◆ Exercise description: All records are to be reproduced verbatim, with images omitted.

◆ Data:
______
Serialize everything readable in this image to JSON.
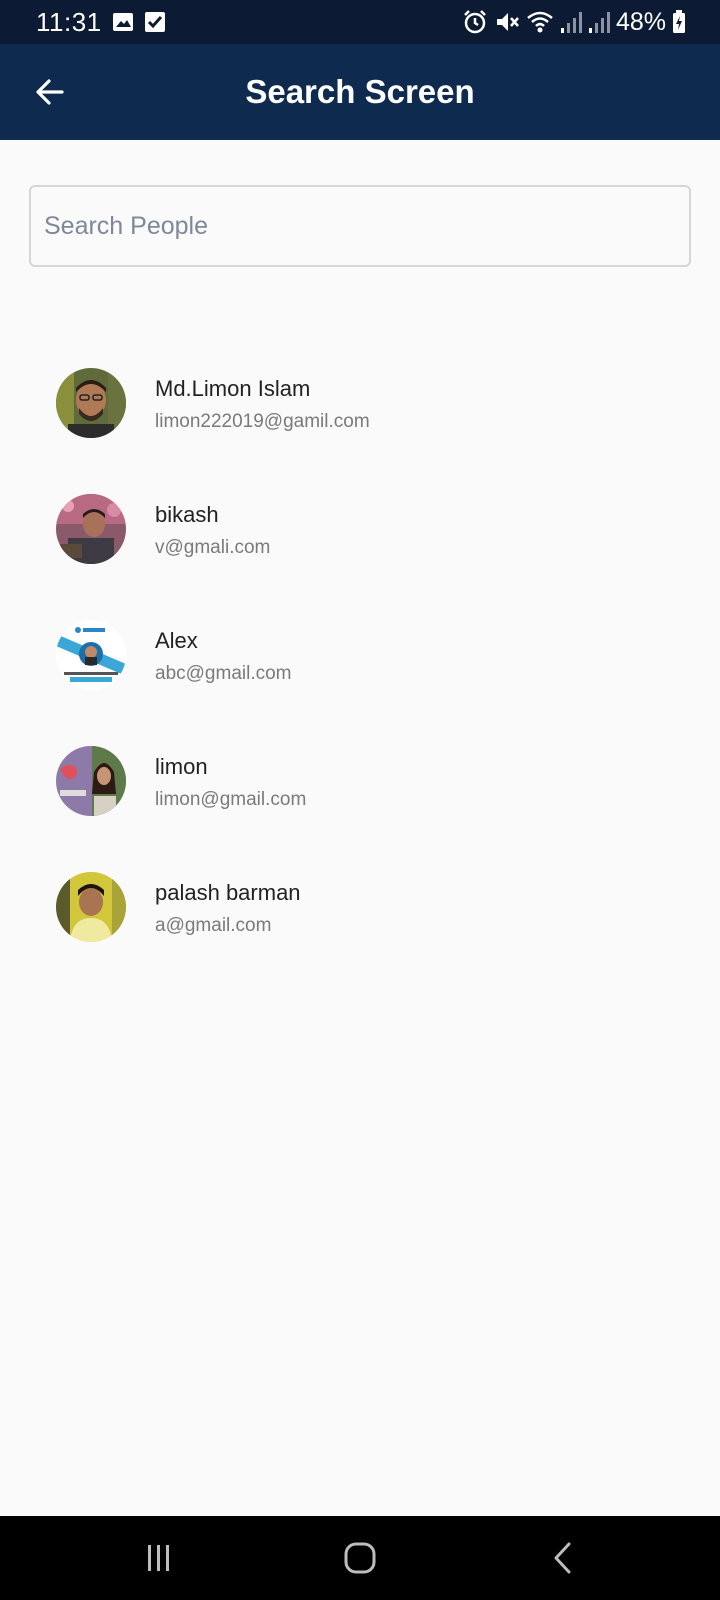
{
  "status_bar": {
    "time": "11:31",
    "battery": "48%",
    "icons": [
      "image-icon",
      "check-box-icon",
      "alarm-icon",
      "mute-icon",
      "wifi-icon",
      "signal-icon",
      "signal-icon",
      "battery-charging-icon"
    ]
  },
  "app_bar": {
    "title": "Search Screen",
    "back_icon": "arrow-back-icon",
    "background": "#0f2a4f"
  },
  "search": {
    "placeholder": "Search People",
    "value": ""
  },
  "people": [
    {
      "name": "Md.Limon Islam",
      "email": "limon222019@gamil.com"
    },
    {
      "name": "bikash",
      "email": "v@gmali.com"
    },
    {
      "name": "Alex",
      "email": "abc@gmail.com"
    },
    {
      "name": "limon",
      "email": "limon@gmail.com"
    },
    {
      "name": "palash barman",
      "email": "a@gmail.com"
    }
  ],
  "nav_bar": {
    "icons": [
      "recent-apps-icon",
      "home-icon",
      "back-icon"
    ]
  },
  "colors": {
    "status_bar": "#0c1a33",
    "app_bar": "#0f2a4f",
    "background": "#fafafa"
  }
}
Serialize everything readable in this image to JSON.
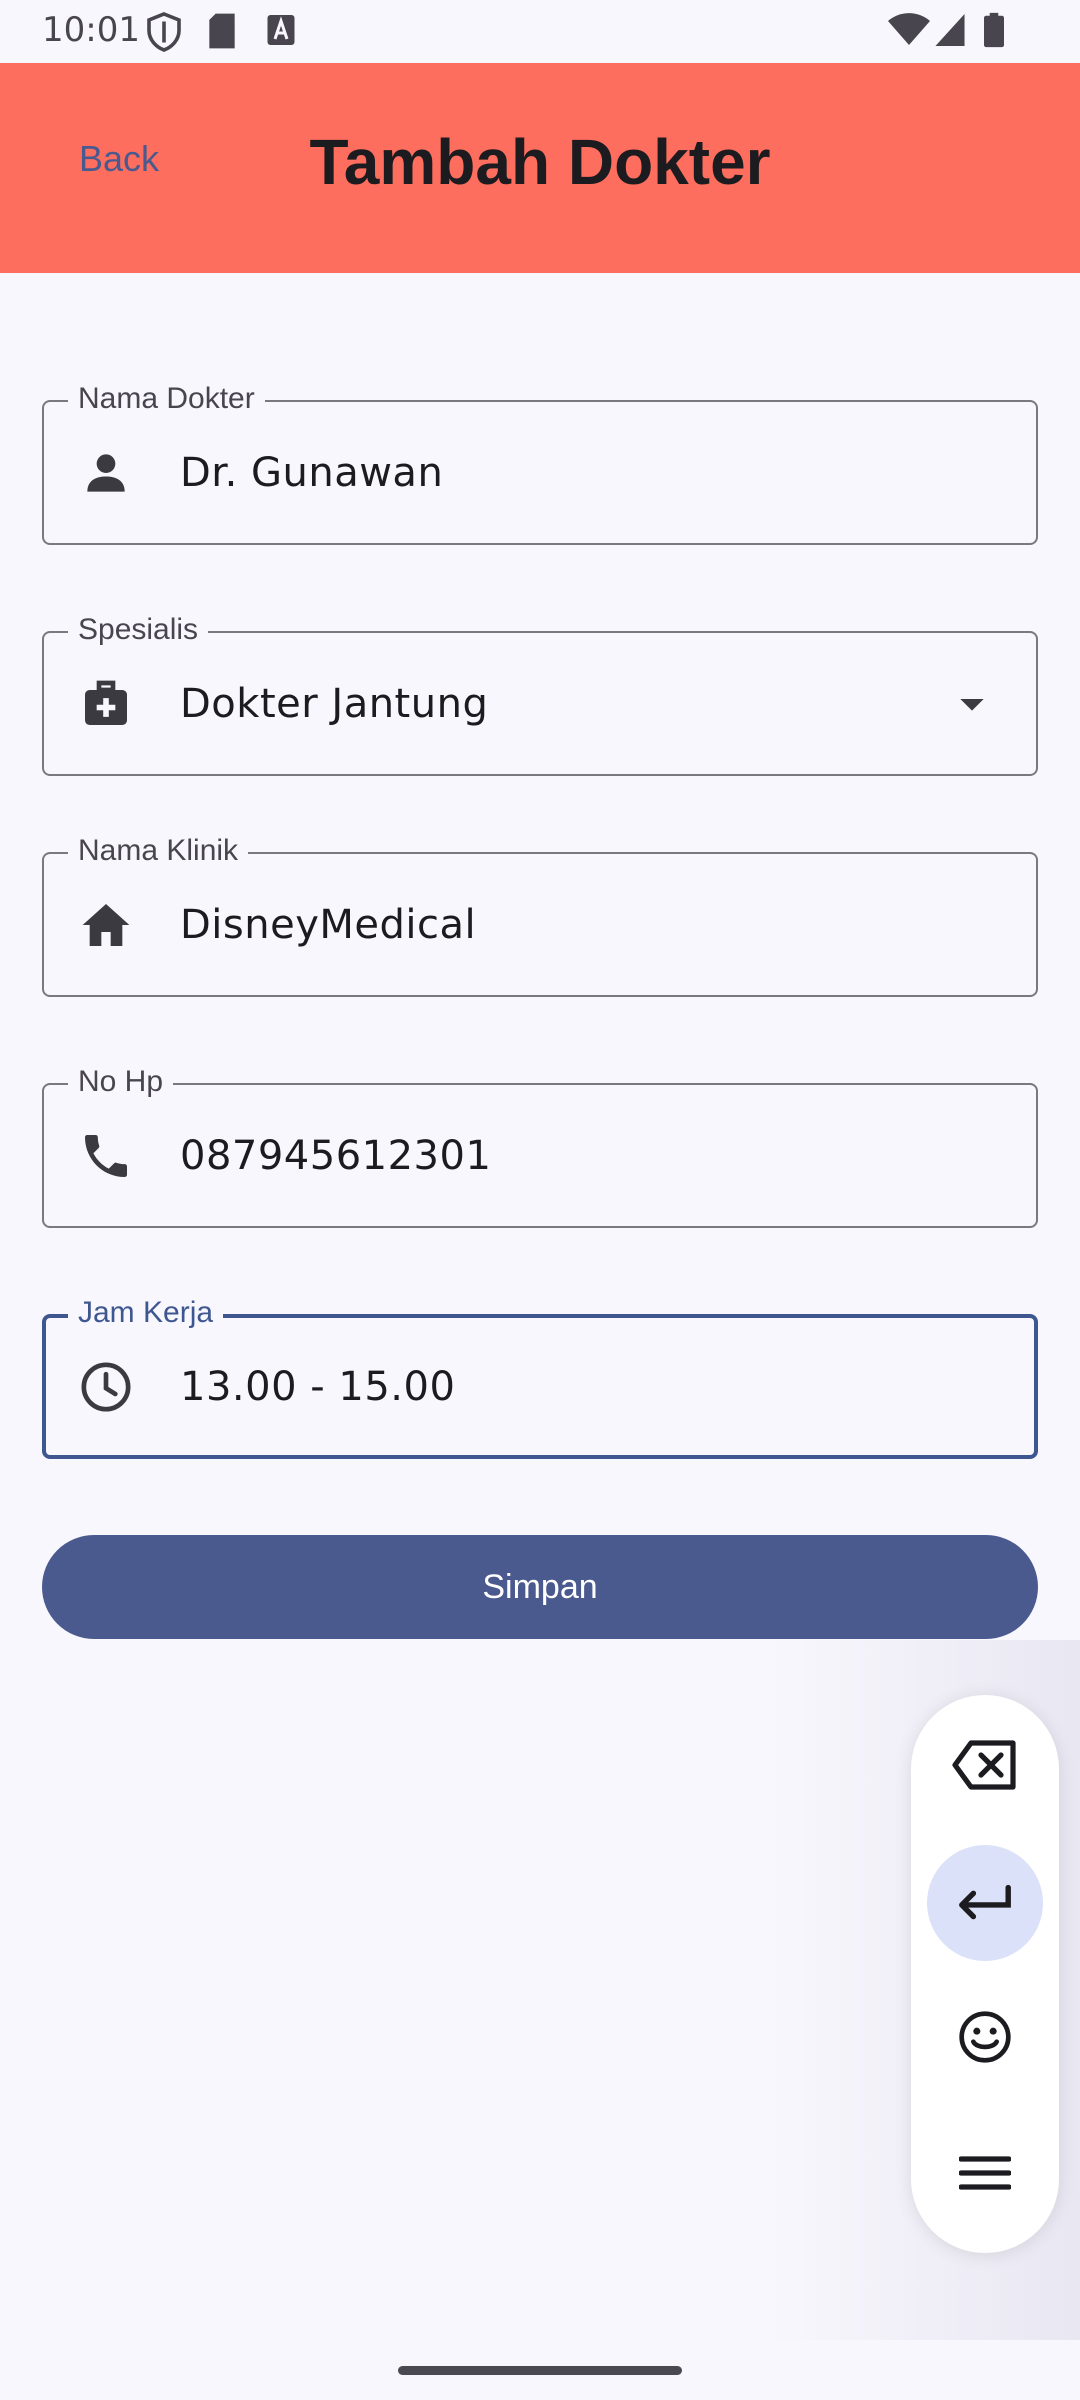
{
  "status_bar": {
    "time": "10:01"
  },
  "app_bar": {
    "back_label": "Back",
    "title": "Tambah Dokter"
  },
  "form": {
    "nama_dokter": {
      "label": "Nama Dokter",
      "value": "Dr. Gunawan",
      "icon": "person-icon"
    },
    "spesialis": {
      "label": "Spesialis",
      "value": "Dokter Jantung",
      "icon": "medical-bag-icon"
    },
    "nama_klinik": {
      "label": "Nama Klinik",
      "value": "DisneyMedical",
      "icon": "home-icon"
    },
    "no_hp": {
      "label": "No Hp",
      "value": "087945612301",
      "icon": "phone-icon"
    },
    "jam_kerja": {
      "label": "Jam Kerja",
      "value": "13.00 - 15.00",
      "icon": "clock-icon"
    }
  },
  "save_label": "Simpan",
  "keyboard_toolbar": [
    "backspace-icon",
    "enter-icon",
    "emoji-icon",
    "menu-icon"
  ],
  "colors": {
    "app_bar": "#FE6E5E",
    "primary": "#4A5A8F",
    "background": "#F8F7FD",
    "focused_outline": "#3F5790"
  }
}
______
◆ Written solution:
Serialize everything readable in this image to JSON.
{
  "status_bar": {
    "time": "11:31",
    "battery": "48%",
    "icons": [
      "image-icon",
      "check-box-icon",
      "alarm-icon",
      "mute-icon",
      "wifi-icon",
      "signal-icon",
      "signal-icon",
      "battery-charging-icon"
    ]
  },
  "app_bar": {
    "title": "Search Screen",
    "back_icon": "arrow-back-icon",
    "background": "#0f2a4f"
  },
  "search": {
    "placeholder": "Search People",
    "value": ""
  },
  "people": [
    {
      "name": "Md.Limon Islam",
      "email": "limon222019@gamil.com"
    },
    {
      "name": "bikash",
      "email": "v@gmali.com"
    },
    {
      "name": "Alex",
      "email": "abc@gmail.com"
    },
    {
      "name": "limon",
      "email": "limon@gmail.com"
    },
    {
      "name": "palash barman",
      "email": "a@gmail.com"
    }
  ],
  "nav_bar": {
    "icons": [
      "recent-apps-icon",
      "home-icon",
      "back-icon"
    ]
  },
  "colors": {
    "status_bar": "#0c1a33",
    "app_bar": "#0f2a4f",
    "background": "#fafafa"
  }
}
Serialize everything readable in this image to JSON.
{
  "status_bar": {
    "time": "10:01"
  },
  "app_bar": {
    "back_label": "Back",
    "title": "Tambah Dokter"
  },
  "form": {
    "nama_dokter": {
      "label": "Nama Dokter",
      "value": "Dr. Gunawan",
      "icon": "person-icon"
    },
    "spesialis": {
      "label": "Spesialis",
      "value": "Dokter Jantung",
      "icon": "medical-bag-icon"
    },
    "nama_klinik": {
      "label": "Nama Klinik",
      "value": "DisneyMedical",
      "icon": "home-icon"
    },
    "no_hp": {
      "label": "No Hp",
      "value": "087945612301",
      "icon": "phone-icon"
    },
    "jam_kerja": {
      "label": "Jam Kerja",
      "value": "13.00 - 15.00",
      "icon": "clock-icon"
    }
  },
  "save_label": "Simpan",
  "keyboard_toolbar": [
    "backspace-icon",
    "enter-icon",
    "emoji-icon",
    "menu-icon"
  ],
  "colors": {
    "app_bar": "#FE6E5E",
    "primary": "#4A5A8F",
    "background": "#F8F7FD",
    "focused_outline": "#3F5790"
  }
}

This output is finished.